ShareThis Page

Stressed at work? Meditate

| Saturday, July 14, 2012, 8:55 p.m.

All sorts of gizmos and gadgets can help you be more productive at work, and theories abound on how you should structure your days to get more done.

But a study finds that becoming more focused, productive and less stressed at work may involve nothing more than learning to meditate.

David Levy, a computer scientist and professor with the Information School at the University of Washington, found that those who had meditation training were able to stay on task longer and were less distracted. Levy and his co-authors discovered that meditation also improved test subjects' memory while easing their stress.

Levy, who has used meditation for many years in his own life, decided to do the experiment involving the workplace after reading Darlene Cohen's book, “The One Who Is Not Busy: Connecting to Work in a Deeply Satisfying Way.”

“In the book she was talking about how she's adapted some Zen training to the workplace,” he says. “For 20 years I've been looking about how to add balance to the workplace, and that gave me the idea for the experiment.”

Levy had one group of human resource managers undergo eight weeks of mindfulness-based meditation training. A second group got eight weeks of body-relaxation training. The third group received no initial training but then was given the same training as the first group after eight weeks.

Subjects were given a stressful test on their multitasking abilities before and after each eight-week period. They had to use email, calendars, instant-messaging, phones and word-processing tools to perform common office duties.
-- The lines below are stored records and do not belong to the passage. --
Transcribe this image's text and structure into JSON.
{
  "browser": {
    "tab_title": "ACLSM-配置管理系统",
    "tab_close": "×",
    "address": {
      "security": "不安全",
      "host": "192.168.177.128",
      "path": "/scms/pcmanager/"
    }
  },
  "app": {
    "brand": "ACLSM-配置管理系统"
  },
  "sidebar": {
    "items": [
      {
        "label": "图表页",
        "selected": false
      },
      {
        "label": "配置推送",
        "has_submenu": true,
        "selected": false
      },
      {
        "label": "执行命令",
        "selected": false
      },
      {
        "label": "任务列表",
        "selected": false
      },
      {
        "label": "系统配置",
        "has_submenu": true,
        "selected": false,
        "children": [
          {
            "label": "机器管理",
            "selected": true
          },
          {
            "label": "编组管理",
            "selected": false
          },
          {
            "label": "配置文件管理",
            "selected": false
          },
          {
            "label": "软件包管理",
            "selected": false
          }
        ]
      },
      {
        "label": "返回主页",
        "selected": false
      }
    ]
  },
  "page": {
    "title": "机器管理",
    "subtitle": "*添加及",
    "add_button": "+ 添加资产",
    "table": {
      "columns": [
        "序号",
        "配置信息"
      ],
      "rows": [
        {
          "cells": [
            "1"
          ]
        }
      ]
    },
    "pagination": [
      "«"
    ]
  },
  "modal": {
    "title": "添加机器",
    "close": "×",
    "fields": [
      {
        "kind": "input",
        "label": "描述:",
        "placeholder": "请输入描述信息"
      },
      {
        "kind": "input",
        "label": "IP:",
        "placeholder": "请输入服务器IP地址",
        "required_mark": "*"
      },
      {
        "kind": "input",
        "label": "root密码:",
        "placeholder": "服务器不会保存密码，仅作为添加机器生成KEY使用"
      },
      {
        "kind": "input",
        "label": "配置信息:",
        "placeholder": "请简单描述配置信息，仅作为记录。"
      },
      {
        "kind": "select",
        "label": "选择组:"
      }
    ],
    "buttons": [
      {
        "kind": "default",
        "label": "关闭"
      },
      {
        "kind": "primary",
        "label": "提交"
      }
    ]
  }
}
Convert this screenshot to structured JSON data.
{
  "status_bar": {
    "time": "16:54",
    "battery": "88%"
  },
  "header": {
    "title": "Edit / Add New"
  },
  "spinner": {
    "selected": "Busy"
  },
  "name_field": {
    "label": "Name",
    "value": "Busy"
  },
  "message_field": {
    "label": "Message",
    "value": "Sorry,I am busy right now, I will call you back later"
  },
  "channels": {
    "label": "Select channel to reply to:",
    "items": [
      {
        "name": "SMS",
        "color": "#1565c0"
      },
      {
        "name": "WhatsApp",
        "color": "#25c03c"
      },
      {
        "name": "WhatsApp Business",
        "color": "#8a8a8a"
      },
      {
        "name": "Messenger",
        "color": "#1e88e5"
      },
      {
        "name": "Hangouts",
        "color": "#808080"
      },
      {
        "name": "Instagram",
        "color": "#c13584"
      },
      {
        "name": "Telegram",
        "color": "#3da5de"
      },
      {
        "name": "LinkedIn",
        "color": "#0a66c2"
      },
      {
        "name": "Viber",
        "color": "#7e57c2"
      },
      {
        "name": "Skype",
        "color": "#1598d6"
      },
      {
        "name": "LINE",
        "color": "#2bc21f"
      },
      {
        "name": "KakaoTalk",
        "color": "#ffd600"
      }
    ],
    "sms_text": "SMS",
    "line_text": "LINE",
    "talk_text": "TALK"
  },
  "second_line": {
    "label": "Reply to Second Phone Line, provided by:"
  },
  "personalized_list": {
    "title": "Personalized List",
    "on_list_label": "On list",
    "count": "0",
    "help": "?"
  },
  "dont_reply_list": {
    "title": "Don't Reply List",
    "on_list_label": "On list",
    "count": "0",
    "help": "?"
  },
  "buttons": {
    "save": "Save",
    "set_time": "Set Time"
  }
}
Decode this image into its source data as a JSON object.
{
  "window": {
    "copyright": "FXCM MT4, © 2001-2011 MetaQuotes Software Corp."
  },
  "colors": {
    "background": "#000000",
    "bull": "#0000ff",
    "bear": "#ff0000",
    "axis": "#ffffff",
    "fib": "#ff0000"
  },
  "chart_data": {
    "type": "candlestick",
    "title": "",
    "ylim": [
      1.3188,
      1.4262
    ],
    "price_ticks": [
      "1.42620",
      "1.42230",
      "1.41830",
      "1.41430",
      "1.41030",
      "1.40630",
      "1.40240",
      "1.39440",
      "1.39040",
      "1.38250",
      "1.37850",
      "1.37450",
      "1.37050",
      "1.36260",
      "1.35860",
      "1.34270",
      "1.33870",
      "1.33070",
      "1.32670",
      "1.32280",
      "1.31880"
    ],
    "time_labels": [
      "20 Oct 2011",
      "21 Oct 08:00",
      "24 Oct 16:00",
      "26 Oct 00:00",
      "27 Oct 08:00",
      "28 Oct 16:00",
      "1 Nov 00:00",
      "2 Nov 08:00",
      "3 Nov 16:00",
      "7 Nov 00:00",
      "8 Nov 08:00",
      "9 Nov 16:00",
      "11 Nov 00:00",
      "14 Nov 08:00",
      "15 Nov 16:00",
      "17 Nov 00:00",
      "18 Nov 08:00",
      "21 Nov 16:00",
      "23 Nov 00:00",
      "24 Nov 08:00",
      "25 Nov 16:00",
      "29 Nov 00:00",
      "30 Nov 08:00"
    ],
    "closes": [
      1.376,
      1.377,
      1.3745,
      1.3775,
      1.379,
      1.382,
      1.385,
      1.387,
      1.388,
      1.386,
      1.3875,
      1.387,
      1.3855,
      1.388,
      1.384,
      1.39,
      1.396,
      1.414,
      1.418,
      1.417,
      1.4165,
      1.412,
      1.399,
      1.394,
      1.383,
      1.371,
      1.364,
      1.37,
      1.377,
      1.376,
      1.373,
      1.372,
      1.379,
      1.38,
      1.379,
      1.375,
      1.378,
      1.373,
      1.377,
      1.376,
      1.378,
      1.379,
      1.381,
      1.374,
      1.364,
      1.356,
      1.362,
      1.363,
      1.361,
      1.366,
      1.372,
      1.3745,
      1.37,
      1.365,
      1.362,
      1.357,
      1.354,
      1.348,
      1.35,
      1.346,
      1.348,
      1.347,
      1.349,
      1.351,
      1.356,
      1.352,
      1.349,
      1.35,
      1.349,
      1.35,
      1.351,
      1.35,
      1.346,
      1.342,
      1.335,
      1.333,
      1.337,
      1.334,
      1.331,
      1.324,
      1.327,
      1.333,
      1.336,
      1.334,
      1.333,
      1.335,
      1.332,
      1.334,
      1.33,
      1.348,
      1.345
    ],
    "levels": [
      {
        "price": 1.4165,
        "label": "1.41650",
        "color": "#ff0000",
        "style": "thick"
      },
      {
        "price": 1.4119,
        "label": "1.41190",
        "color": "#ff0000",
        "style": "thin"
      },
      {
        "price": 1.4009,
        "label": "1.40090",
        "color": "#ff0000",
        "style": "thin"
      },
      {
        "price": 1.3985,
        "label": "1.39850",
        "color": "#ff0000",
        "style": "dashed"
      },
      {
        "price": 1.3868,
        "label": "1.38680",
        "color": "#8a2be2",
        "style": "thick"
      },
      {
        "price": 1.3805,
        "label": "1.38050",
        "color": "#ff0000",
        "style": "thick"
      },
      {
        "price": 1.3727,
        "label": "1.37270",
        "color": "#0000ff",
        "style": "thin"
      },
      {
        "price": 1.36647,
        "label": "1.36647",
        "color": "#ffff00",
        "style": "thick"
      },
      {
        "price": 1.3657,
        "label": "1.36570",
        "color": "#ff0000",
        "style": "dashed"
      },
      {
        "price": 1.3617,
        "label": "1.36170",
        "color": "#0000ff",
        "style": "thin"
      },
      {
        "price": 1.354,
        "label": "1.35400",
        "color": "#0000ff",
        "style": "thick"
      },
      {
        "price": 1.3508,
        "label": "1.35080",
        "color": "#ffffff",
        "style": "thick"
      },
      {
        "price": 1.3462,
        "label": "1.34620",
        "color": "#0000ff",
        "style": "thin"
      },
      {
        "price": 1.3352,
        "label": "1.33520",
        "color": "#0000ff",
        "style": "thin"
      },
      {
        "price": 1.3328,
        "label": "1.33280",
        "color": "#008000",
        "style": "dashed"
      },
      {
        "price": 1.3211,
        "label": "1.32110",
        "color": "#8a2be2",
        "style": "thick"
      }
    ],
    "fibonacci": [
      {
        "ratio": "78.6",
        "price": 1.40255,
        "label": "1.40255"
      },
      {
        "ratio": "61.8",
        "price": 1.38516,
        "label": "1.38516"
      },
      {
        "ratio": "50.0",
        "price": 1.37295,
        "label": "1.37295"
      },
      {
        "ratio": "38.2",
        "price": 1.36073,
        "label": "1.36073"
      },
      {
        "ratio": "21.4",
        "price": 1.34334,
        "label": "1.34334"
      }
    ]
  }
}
Researchers looked at their speed, accuracy and number of times they switched tasks. The participants also were asked to record their stress levels and memory performance while doing the jobs.

Researchers found that the meditation group not only had lower stress levels during the multitasking tests but also were able to concentrate longer without being distracted.

But for the other two groups -- those who received relaxation breathing training and those who had no initial training -- stress did not go down. However, when the third group received meditation training after eight weeks, their stress also decreased.

“Meditation is a lot like doing reps at a gym. It strengthens your attention muscle,” Levy says.

Levy says that he knows what it feels like to be overwhelmed at work, calling himself “stunned” when he left a Palo Alto, Calif., think tank to take up academic duties.

“I kept thinking, ‘This is crazy,' “ he says. “I do wonder why we make ourselves work this way. There's no time to even think. We've gotten to a place where we're just speeding up, and we don't do things well. We've got to slow down.”

While Levy says further study is needed to determine whether the meditation benefit can continue over the long term, in his own life he says meditation has helped calm his stress. He thinks it can be worth a try for workers who feel overwhelmed, distracted and stressed.

Write to Anita Bruzzese in care of Gannett ContentOne, 7950 Jones Branch Drive, McLean, Va. 22107. For a reply, include a self-addressed, stamped envelope.

TribLIVE commenting policy

You are solely responsible for your comments and by using TribLive.com you agree to our Terms of Service.

We moderate comments. Our goal is to provide substantive commentary for a general readership. By screening submissions, we provide a space where readers can share intelligent and informed commentary that enhances the quality of our news and information.

While most comments will be posted if they are on-topic and not abusive, moderating decisions are subjective. We will make them as carefully and consistently as we can. Because of the volume of reader comments, we cannot review individual moderation decisions with readers.

We value thoughtful comments representing a range of views that make their point quickly and politely. We make an effort to protect discussions from repeated comments either by the same reader or different readers

We follow the same standards for taste as the daily newspaper. A few things we won't tolerate: personal attacks, obscenity, vulgarity, profanity (including expletives and letters followed by dashes), commercial promotion, impersonations, incoherence, proselytizing and SHOUTING. Don't include URLs to Web sites.

We do not edit comments. They are either approved or deleted. We reserve the right to edit a comment that is quoted or excerpted in an article. In this case, we may fix spelling and punctuation.

We welcome strong opinions and criticism of our work, but we don't want comments to become bogged down with discussions of our policies and we will moderate accordingly.

We appreciate it when readers and people quoted in articles or blog posts point out errors of fact or emphasis and will investigate all assertions. But these suggestions should be sent via e-mail. To avoid distracting other readers, we won't publish comments that suggest a correction. Instead, corrections will be made in a blog post or in an article.